from the Iowa District Court for Warren County, Kevin A.
Parker, District Associate Judge.
former husband convicted of domestic-abuse assault appeals
the extension of the no-contact order protecting his former
R. Anderson of The Law Office of Karmen Anderson, Des Moines,
J. Miller, Attorney General, and Linda J. Hines, Assistant
Attorney General, for appellee.
Considered by Vaitheswaran, P.J., and Tabor and Mullins, JJ.
issue in this appeal is the district court's five-year
extension of a criminal no-contact order under Iowa Code
section 664A.8 (2016). Rick Petro contends the court should
have found, based on his testimony, he no longer posed a
threat to the safety of his former wife. Because substantial
evidence in the record supports the district court's
perception of a continuing threat, we affirm.
Facts and Prior Proceedings
August 2009, Rick Petro physically assaulted his wife,
Suella, in front of their children. The State charged him
with domestic-abuse assault causing bodily injury, as well as
first-degree harassment, based on his threat to kill Suella.
Rick pleaded guilty to the assault charge, a serious
misdemeanor, in violation of Iowa Code section 708.2(2). At
the January 2010 sentencing hearing, the district court
granted Rick a deferred judgment. The court also entered a
one-year no-contact order, prohibiting Rick from interacting
April 2010, Rick violated the terms of his probation by
leveling threats against Suella; he told a social worker that
"if his wife didn't 'keep her mouth shut [he
was] going to take a fucking ball bat to her head.'"
Rick stipulated to the probation violation, and the court
revoked his deferred judgment, placing him on probation for
January 2011, Suella applied for an extension of the
no-contact order. The court granted the request on February
8, 2011, extending protection until February 8, 2016. But in
April 2011, Rick again violated the no-contact order by
directly addressing Suella in the courtroom during his
termination-of-parental- rights hearing, saying, "I
can't believe you're doing this." He stipulated
to a probation violation and received a two-day jail term for
contempt of court.
January 6, 2016, Suella filed an application for modifying a
no-contact order, writing on the form she "would like
the no-contact order extended for as long as possible."
The district court granted the extension the same day and
without a hearing. Several days later, Rick filed a motion to
reconsider the extension and requested a hearing.
court held a hearing on April 22, 2016, where Rick was the
only witness. He testified against extending the no-contact
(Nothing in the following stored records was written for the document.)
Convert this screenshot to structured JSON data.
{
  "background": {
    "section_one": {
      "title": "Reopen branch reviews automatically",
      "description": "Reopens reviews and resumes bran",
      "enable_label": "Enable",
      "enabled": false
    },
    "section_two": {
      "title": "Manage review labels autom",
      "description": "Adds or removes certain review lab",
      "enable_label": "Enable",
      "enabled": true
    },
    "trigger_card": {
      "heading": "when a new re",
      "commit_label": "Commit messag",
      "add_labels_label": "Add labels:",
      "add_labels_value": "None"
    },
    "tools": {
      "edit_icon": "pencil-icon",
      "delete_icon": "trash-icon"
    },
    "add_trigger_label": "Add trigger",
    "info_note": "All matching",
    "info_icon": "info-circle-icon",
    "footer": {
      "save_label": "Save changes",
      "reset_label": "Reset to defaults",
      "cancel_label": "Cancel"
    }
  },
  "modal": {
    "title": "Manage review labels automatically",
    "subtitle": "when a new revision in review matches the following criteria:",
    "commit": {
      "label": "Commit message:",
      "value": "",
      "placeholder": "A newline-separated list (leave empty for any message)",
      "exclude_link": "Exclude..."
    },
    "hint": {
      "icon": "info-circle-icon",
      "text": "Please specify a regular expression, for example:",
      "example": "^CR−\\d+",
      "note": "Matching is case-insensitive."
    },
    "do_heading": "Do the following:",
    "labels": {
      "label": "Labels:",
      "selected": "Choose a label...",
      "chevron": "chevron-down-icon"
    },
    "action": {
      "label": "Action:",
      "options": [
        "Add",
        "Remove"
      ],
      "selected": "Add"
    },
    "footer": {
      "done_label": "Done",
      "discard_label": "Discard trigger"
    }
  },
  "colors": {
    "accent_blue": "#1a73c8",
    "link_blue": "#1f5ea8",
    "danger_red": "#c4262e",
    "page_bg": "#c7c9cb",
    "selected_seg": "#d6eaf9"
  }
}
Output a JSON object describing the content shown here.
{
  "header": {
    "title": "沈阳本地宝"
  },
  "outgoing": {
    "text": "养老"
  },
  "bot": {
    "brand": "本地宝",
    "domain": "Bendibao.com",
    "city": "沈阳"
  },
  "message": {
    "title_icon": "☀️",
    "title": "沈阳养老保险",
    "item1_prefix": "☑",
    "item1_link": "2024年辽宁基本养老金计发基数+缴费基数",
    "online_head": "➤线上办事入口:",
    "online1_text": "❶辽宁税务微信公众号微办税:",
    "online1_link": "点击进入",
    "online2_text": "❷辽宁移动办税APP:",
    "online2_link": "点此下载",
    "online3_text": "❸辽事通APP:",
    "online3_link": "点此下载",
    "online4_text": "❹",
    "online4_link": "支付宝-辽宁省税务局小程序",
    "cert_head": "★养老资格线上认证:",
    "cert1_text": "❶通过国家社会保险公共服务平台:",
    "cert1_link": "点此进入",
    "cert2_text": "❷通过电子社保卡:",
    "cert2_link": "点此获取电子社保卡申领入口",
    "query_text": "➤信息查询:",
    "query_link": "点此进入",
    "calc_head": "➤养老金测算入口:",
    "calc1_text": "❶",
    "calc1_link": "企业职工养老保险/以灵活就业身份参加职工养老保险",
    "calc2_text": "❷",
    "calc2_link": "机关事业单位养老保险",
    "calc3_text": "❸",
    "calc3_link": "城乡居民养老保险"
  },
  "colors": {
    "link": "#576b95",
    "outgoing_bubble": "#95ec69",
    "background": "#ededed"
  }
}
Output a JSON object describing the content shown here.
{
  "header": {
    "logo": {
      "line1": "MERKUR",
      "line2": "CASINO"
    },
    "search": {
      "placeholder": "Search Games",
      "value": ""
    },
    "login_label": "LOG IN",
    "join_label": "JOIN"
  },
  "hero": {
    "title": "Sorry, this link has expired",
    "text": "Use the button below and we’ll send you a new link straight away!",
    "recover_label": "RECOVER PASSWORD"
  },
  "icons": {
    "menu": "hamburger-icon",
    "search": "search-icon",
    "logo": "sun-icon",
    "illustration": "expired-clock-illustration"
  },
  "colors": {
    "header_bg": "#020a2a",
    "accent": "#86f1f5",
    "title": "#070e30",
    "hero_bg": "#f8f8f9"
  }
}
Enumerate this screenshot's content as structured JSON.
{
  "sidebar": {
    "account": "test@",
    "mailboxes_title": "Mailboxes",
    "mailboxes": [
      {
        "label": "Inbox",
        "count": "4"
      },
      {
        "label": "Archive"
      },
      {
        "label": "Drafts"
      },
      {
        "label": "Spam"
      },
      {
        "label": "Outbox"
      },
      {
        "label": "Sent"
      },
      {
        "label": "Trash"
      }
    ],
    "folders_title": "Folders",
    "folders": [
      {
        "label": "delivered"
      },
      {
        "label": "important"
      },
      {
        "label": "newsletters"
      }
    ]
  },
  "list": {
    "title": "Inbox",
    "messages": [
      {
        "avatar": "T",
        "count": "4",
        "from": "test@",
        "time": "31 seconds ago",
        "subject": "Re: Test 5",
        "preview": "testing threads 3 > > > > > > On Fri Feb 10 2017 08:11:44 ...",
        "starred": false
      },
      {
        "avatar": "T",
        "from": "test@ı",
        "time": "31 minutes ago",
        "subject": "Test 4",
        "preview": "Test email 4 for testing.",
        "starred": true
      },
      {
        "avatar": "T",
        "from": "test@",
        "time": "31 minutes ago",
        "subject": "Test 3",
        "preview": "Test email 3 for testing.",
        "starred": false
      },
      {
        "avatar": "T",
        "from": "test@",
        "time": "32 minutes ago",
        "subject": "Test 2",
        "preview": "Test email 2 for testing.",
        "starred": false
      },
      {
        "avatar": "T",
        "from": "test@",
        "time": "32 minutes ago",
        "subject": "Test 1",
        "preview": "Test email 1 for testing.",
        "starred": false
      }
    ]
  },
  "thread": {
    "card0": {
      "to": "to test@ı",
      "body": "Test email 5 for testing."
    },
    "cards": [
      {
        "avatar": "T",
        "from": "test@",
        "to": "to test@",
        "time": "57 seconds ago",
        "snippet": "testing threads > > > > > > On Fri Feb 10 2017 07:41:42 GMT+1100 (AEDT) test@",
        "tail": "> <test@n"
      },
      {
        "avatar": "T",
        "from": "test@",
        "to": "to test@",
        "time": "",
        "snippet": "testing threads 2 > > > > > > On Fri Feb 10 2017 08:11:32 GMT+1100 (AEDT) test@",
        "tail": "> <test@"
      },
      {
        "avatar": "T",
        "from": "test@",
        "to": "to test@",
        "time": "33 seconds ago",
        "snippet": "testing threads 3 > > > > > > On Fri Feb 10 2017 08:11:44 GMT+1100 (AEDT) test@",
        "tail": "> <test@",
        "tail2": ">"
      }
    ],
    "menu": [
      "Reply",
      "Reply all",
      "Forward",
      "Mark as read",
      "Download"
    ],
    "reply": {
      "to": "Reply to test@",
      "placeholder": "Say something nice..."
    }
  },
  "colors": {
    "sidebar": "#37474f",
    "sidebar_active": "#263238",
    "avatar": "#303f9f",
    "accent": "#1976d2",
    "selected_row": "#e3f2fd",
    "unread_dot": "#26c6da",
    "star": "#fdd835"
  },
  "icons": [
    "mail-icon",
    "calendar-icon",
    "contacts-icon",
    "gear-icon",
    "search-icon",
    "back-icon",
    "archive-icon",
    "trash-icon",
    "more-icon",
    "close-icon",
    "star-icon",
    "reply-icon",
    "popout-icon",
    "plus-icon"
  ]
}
order because he and Suella both still lived in Carlisle and
he was "afraid that if I even pass her on the street
that she'll call and turn me in." Suella offered
three exhibits: (1) a March 2011 letter from an Iowa
Department of Human Services (DHS) case worker concerning the
traumatic impact of Rick's anger on his son, (2) a page
from a DHS case plan showing Rick's psychological
diagnoses, and (3) an October 2011 letter from Suella's
counsel to Rick's counsel alleging Rick had violated the
protective order by driving past her home and seeking to
communicate with Suella through his parents. The court
admitted those exhibits over Rick's objections. At the
State's request, the court also took judicial notice of
several juvenile court files involving the Petro
children's dependency cases. Counsel for the State and
Suella both argued for extension of the no-contact order,
asserting Rick's past violations of the no-contact order
are good predictors of his future performance.
district court approved the five-year extension, offering the